■ **Work item**
The records sit below. Return every line in them that holds the word "text".

Data section start

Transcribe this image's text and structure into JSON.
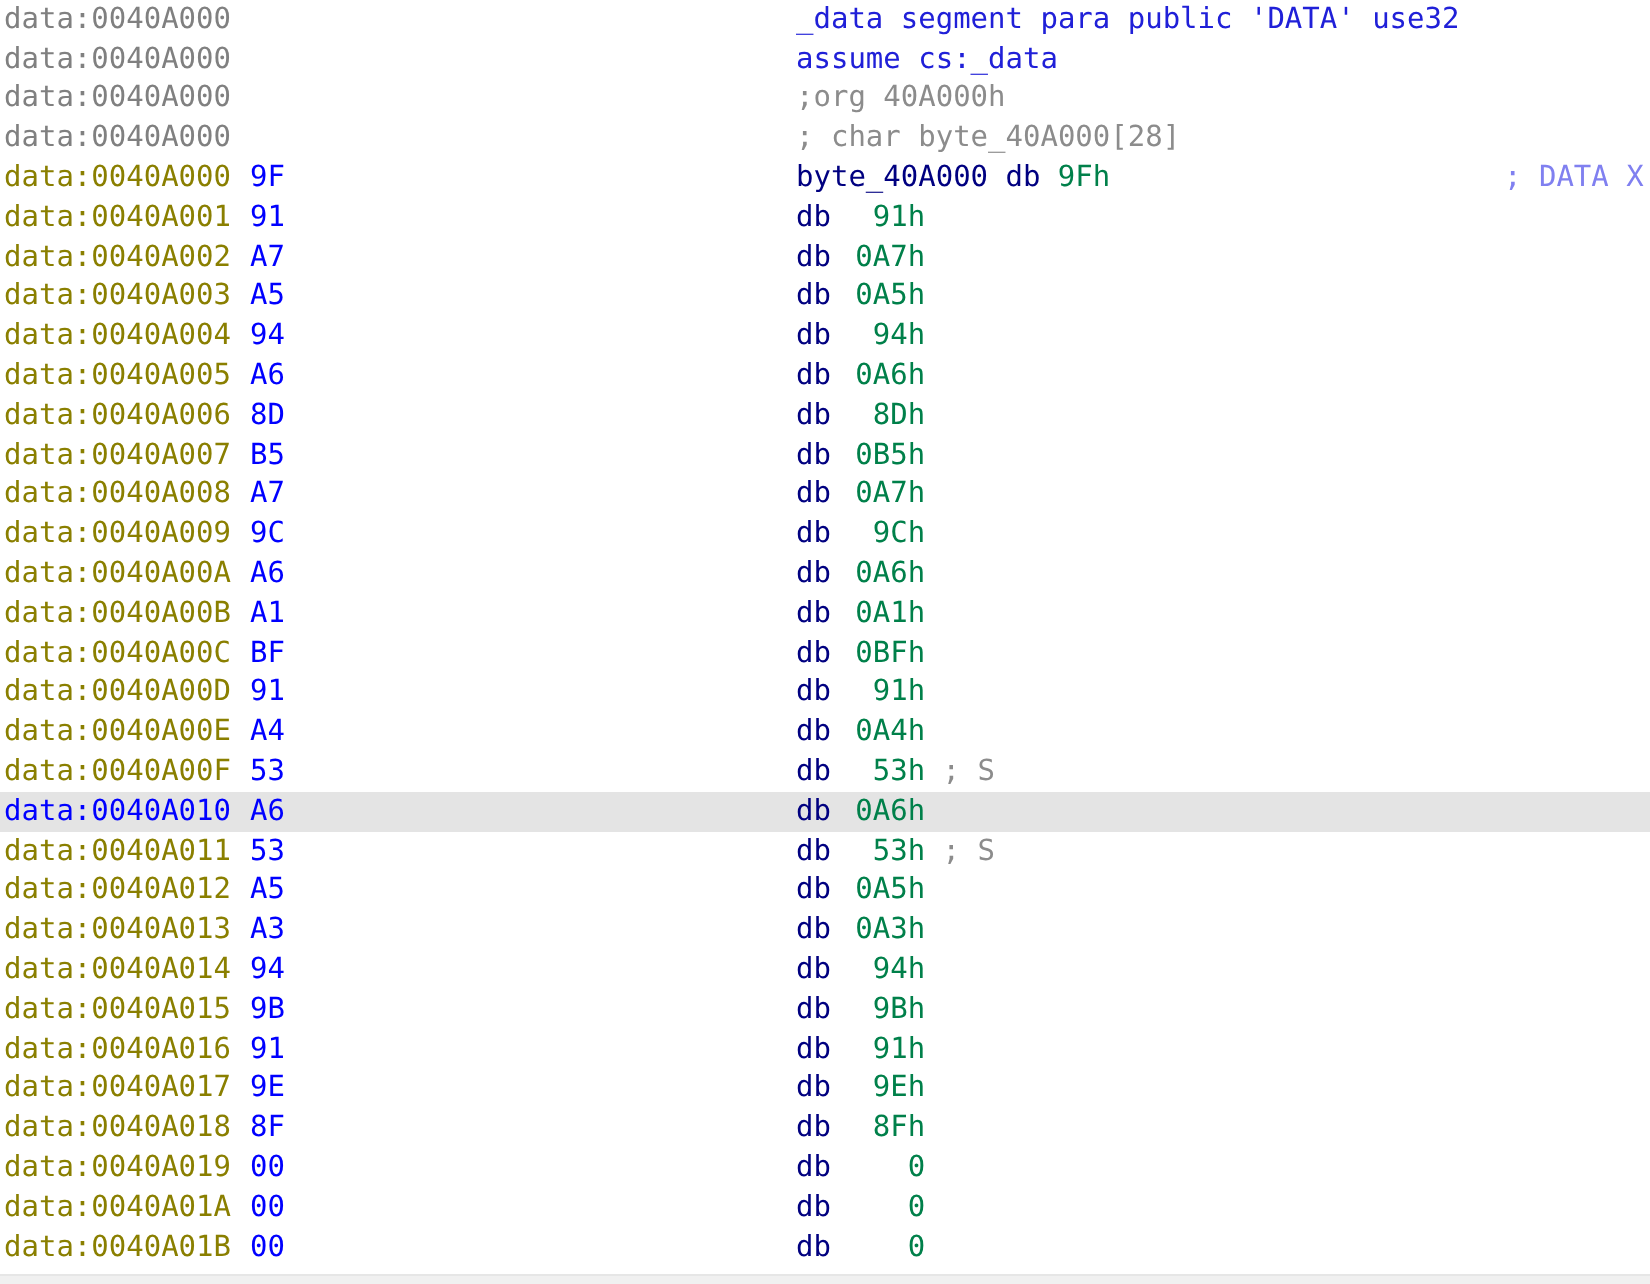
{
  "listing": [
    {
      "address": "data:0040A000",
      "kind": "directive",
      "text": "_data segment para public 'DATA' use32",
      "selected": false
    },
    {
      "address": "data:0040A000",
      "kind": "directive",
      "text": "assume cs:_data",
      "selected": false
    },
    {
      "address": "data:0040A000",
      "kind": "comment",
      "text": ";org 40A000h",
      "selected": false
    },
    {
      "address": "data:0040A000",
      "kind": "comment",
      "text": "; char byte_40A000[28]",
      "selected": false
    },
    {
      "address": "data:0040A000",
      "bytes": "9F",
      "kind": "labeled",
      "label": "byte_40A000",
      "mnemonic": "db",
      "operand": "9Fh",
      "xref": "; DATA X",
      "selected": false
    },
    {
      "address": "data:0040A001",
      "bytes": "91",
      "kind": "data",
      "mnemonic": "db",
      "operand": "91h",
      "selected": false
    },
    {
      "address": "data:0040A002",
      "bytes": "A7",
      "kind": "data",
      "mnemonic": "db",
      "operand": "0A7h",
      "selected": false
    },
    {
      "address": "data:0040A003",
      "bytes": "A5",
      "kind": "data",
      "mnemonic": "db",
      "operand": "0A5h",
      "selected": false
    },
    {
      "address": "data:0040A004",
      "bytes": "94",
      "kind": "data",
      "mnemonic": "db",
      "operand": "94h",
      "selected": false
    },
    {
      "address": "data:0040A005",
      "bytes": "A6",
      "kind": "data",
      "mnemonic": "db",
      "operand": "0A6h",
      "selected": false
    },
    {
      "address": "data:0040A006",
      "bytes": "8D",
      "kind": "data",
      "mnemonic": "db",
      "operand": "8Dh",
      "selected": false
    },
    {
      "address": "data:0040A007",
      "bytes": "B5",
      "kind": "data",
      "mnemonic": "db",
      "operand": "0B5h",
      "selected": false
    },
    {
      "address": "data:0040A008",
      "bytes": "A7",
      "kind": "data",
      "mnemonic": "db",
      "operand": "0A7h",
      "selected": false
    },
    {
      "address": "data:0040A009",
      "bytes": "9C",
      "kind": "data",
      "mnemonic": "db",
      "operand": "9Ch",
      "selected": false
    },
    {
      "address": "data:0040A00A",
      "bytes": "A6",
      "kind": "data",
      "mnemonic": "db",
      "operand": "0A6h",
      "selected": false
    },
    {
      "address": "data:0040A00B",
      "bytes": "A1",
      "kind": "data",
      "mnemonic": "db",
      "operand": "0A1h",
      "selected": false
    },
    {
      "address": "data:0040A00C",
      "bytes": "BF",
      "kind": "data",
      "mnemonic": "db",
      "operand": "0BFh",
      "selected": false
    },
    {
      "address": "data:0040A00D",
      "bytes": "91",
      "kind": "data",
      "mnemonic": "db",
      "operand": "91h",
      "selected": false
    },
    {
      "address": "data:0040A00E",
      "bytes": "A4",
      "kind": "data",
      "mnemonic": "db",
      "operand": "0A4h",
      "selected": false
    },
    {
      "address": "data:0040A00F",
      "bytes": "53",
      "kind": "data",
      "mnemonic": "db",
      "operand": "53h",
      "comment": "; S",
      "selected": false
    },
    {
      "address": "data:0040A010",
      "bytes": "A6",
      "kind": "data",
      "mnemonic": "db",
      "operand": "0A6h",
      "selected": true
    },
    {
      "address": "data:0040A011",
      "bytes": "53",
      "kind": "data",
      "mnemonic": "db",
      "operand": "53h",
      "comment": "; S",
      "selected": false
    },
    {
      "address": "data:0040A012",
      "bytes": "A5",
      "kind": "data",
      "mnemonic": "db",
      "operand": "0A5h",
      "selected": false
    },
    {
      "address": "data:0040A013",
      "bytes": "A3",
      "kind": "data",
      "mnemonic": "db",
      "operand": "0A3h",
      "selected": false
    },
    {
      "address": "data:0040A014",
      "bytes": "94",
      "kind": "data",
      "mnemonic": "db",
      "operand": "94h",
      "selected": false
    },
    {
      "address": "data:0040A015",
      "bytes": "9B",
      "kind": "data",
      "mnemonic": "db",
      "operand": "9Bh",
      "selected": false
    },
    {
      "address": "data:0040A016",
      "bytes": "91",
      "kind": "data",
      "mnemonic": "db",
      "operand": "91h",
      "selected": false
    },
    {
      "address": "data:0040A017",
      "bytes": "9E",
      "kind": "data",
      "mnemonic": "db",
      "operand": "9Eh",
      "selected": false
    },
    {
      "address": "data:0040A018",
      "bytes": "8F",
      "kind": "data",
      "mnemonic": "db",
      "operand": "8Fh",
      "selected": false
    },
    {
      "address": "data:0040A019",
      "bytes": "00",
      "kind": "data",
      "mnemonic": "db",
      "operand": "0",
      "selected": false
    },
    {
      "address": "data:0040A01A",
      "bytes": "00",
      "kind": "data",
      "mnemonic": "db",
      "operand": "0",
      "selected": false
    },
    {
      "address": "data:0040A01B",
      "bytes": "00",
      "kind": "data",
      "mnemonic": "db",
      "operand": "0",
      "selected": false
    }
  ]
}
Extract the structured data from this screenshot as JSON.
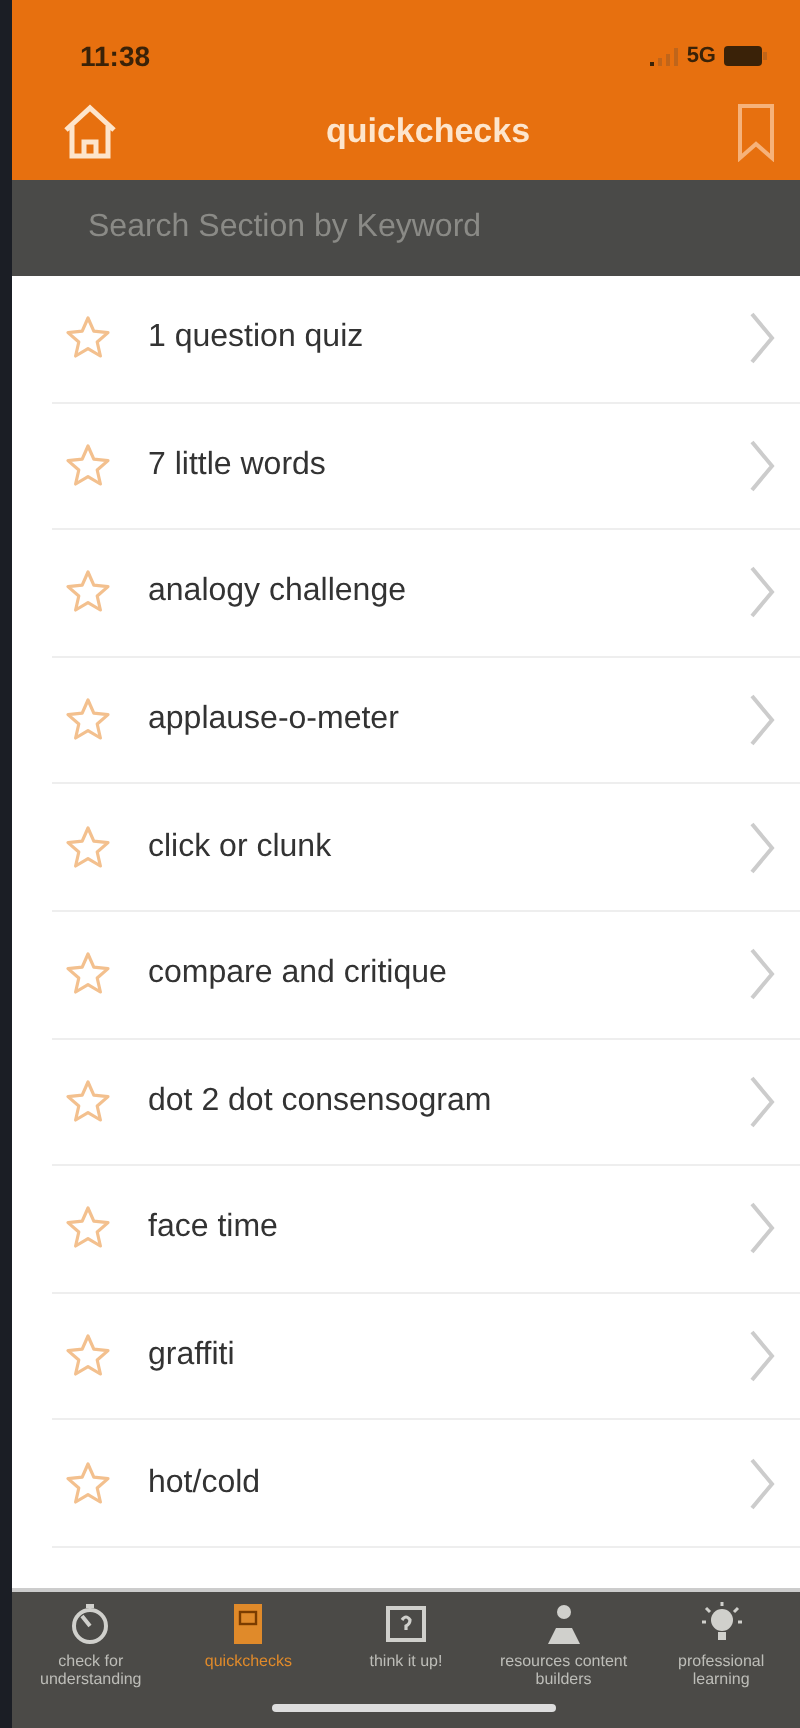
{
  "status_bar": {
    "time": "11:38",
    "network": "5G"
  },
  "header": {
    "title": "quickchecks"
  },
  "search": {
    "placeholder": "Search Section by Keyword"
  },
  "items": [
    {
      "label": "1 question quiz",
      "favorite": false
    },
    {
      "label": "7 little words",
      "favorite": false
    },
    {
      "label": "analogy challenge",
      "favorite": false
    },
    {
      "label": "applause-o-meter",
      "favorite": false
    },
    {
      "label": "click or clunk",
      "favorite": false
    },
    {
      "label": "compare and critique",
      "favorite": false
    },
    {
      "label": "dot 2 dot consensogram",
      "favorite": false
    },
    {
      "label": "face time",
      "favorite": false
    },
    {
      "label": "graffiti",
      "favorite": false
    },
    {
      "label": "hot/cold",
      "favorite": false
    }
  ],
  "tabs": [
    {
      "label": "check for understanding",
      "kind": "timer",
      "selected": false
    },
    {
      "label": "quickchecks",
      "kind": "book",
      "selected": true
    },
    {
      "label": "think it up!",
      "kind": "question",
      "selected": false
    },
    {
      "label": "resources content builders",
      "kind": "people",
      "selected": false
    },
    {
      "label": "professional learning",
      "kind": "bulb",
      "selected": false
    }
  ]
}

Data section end

■ **Answer area**
Transcribe this image's text and structure into JSON.
      "text": "_data segment para public 'DATA' use32",
      "text": "assume cs:_data",
      "text": ";org 40A000h",
      "text": "; char byte_40A000[28]",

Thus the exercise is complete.